= Activity =
Wherever a picture appears, leave it out; set down everything else in the records exactly.

= Data supplied =
++++++++++++++++++++

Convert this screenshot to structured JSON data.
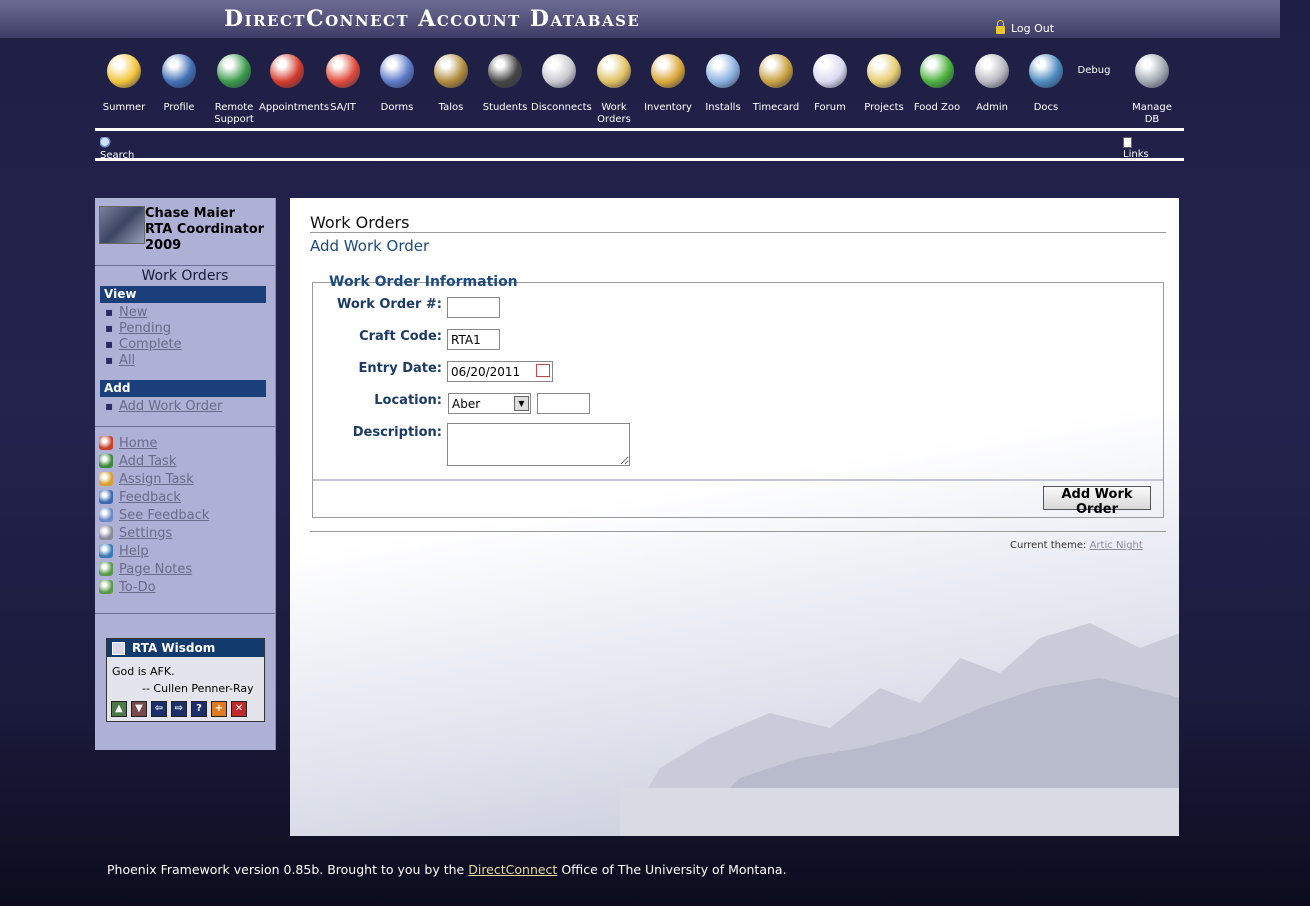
{
  "header": {
    "title": "DirectConnect Account Database",
    "logout_label": "Log Out"
  },
  "nav": {
    "items": [
      {
        "label": "Summer",
        "icon": "sun-face-icon",
        "color": "#f2c43a"
      },
      {
        "label": "Profile",
        "icon": "profile-icon",
        "color": "#3f6fb6"
      },
      {
        "label": "Remote Support",
        "icon": "globe-help-icon",
        "color": "#3a9a4a"
      },
      {
        "label": "Appointments",
        "icon": "alarm-clock-icon",
        "color": "#d23a2a"
      },
      {
        "label": "SA/IT",
        "icon": "first-aid-icon",
        "color": "#e04a3a"
      },
      {
        "label": "Dorms",
        "icon": "building-icon",
        "color": "#5a7ac8"
      },
      {
        "label": "Talos",
        "icon": "helmet-icon",
        "color": "#b08a3a"
      },
      {
        "label": "Students",
        "icon": "student-icon",
        "color": "#444444"
      },
      {
        "label": "Disconnects",
        "icon": "disconnect-icon",
        "color": "#c8c8d0"
      },
      {
        "label": "Work Orders",
        "icon": "clipboard-icon",
        "color": "#e0c060"
      },
      {
        "label": "Inventory",
        "icon": "box-icon",
        "color": "#d9a638"
      },
      {
        "label": "Installs",
        "icon": "install-icon",
        "color": "#8ab0e0"
      },
      {
        "label": "Timecard",
        "icon": "money-bag-icon",
        "color": "#c8a040"
      },
      {
        "label": "Forum",
        "icon": "speech-bubble-icon",
        "color": "#d8d8f0"
      },
      {
        "label": "Projects",
        "icon": "folders-icon",
        "color": "#e6cc70"
      },
      {
        "label": "Food Zoo",
        "icon": "apple-icon",
        "color": "#4ab03a"
      },
      {
        "label": "Admin",
        "icon": "gears-icon",
        "color": "#b8b8c0"
      },
      {
        "label": "Docs",
        "icon": "books-icon",
        "color": "#4a8ac0"
      },
      {
        "label": "Debug",
        "icon": "",
        "color": ""
      },
      {
        "label": "Manage DB",
        "icon": "database-icon",
        "color": "#a0a8b0"
      }
    ]
  },
  "subnav": {
    "search_label": "Search",
    "links_label": "Links"
  },
  "user": {
    "name": "Chase Maier",
    "role": "RTA Coordinator",
    "year": "2009"
  },
  "sidebar": {
    "section_title": "Work Orders",
    "view_header": "View",
    "view_links": [
      "New",
      "Pending",
      "Complete",
      "All"
    ],
    "add_header": "Add",
    "add_links": [
      "Add Work Order"
    ],
    "tools": [
      {
        "label": "Home",
        "icon": "house-icon"
      },
      {
        "label": "Add Task",
        "icon": "checkbox-icon"
      },
      {
        "label": "Assign Task",
        "icon": "assign-icon"
      },
      {
        "label": "Feedback",
        "icon": "info-icon"
      },
      {
        "label": "See Feedback",
        "icon": "magnifier-icon"
      },
      {
        "label": "Settings",
        "icon": "tools-icon"
      },
      {
        "label": "Help",
        "icon": "help-icon"
      },
      {
        "label": "Page Notes",
        "icon": "notepad-icon"
      },
      {
        "label": "To-Do",
        "icon": "todo-icon"
      }
    ]
  },
  "wisdom": {
    "title": "RTA Wisdom",
    "quote": "God is AFK.",
    "author": "-- Cullen Penner-Ray"
  },
  "main": {
    "title": "Work Orders",
    "subtitle": "Add Work Order",
    "legend": "Work Order Information",
    "fields": {
      "work_order_label": "Work Order #:",
      "work_order_value": "",
      "craft_code_label": "Craft Code:",
      "craft_code_value": "RTA1",
      "entry_date_label": "Entry Date:",
      "entry_date_value": "06/20/2011",
      "location_label": "Location:",
      "location_value": "Aber",
      "location_extra_value": "",
      "description_label": "Description:",
      "description_value": ""
    },
    "submit_label": "Add Work Order",
    "theme_label": "Current theme:",
    "theme_name": "Artic Night"
  },
  "footer": {
    "text_before": "Phoenix Framework version 0.85b. Brought to you by the",
    "link": "DirectConnect",
    "text_after": "Office of The University of Montana."
  }
}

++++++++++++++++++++

= Expected answer =
Convert this screenshot to structured JSON data.
{
  "header": {
    "title": "DirectConnect Account Database",
    "logout_label": "Log Out"
  },
  "nav": {
    "items": [
      {
        "label": "Summer",
        "icon": "sun-face-icon",
        "color": "#f2c43a"
      },
      {
        "label": "Profile",
        "icon": "profile-icon",
        "color": "#3f6fb6"
      },
      {
        "label": "Remote Support",
        "icon": "globe-help-icon",
        "color": "#3a9a4a"
      },
      {
        "label": "Appointments",
        "icon": "alarm-clock-icon",
        "color": "#d23a2a"
      },
      {
        "label": "SA/IT",
        "icon": "first-aid-icon",
        "color": "#e04a3a"
      },
      {
        "label": "Dorms",
        "icon": "building-icon",
        "color": "#5a7ac8"
      },
      {
        "label": "Talos",
        "icon": "helmet-icon",
        "color": "#b08a3a"
      },
      {
        "label": "Students",
        "icon": "student-icon",
        "color": "#444444"
      },
      {
        "label": "Disconnects",
        "icon": "disconnect-icon",
        "color": "#c8c8d0"
      },
      {
        "label": "Work Orders",
        "icon": "clipboard-icon",
        "color": "#e0c060"
      },
      {
        "label": "Inventory",
        "icon": "box-icon",
        "color": "#d9a638"
      },
      {
        "label": "Installs",
        "icon": "install-icon",
        "color": "#8ab0e0"
      },
      {
        "label": "Timecard",
        "icon": "money-bag-icon",
        "color": "#c8a040"
      },
      {
        "label": "Forum",
        "icon": "speech-bubble-icon",
        "color": "#d8d8f0"
      },
      {
        "label": "Projects",
        "icon": "folders-icon",
        "color": "#e6cc70"
      },
      {
        "label": "Food Zoo",
        "icon": "apple-icon",
        "color": "#4ab03a"
      },
      {
        "label": "Admin",
        "icon": "gears-icon",
        "color": "#b8b8c0"
      },
      {
        "label": "Docs",
        "icon": "books-icon",
        "color": "#4a8ac0"
      },
      {
        "label": "Debug",
        "icon": "",
        "color": ""
      },
      {
        "label": "Manage DB",
        "icon": "database-icon",
        "color": "#a0a8b0"
      }
    ]
  },
  "subnav": {
    "search_label": "Search",
    "links_label": "Links"
  },
  "user": {
    "name": "Chase Maier",
    "role": "RTA Coordinator",
    "year": "2009"
  },
  "sidebar": {
    "section_title": "Work Orders",
    "view_header": "View",
    "view_links": [
      "New",
      "Pending",
      "Complete",
      "All"
    ],
    "add_header": "Add",
    "add_links": [
      "Add Work Order"
    ],
    "tools": [
      {
        "label": "Home",
        "icon": "house-icon"
      },
      {
        "label": "Add Task",
        "icon": "checkbox-icon"
      },
      {
        "label": "Assign Task",
        "icon": "assign-icon"
      },
      {
        "label": "Feedback",
        "icon": "info-icon"
      },
      {
        "label": "See Feedback",
        "icon": "magnifier-icon"
      },
      {
        "label": "Settings",
        "icon": "tools-icon"
      },
      {
        "label": "Help",
        "icon": "help-icon"
      },
      {
        "label": "Page Notes",
        "icon": "notepad-icon"
      },
      {
        "label": "To-Do",
        "icon": "todo-icon"
      }
    ]
  },
  "wisdom": {
    "title": "RTA Wisdom",
    "quote": "God is AFK.",
    "author": "-- Cullen Penner-Ray"
  },
  "main": {
    "title": "Work Orders",
    "subtitle": "Add Work Order",
    "legend": "Work Order Information",
    "fields": {
      "work_order_label": "Work Order #:",
      "work_order_value": "",
      "craft_code_label": "Craft Code:",
      "craft_code_value": "RTA1",
      "entry_date_label": "Entry Date:",
      "entry_date_value": "06/20/2011",
      "location_label": "Location:",
      "location_value": "Aber",
      "location_extra_value": "",
      "description_label": "Description:",
      "description_value": ""
    },
    "submit_label": "Add Work Order",
    "theme_label": "Current theme:",
    "theme_name": "Artic Night"
  },
  "footer": {
    "text_before": "Phoenix Framework version 0.85b. Brought to you by the",
    "link": "DirectConnect",
    "text_after": "Office of The University of Montana."
  }
}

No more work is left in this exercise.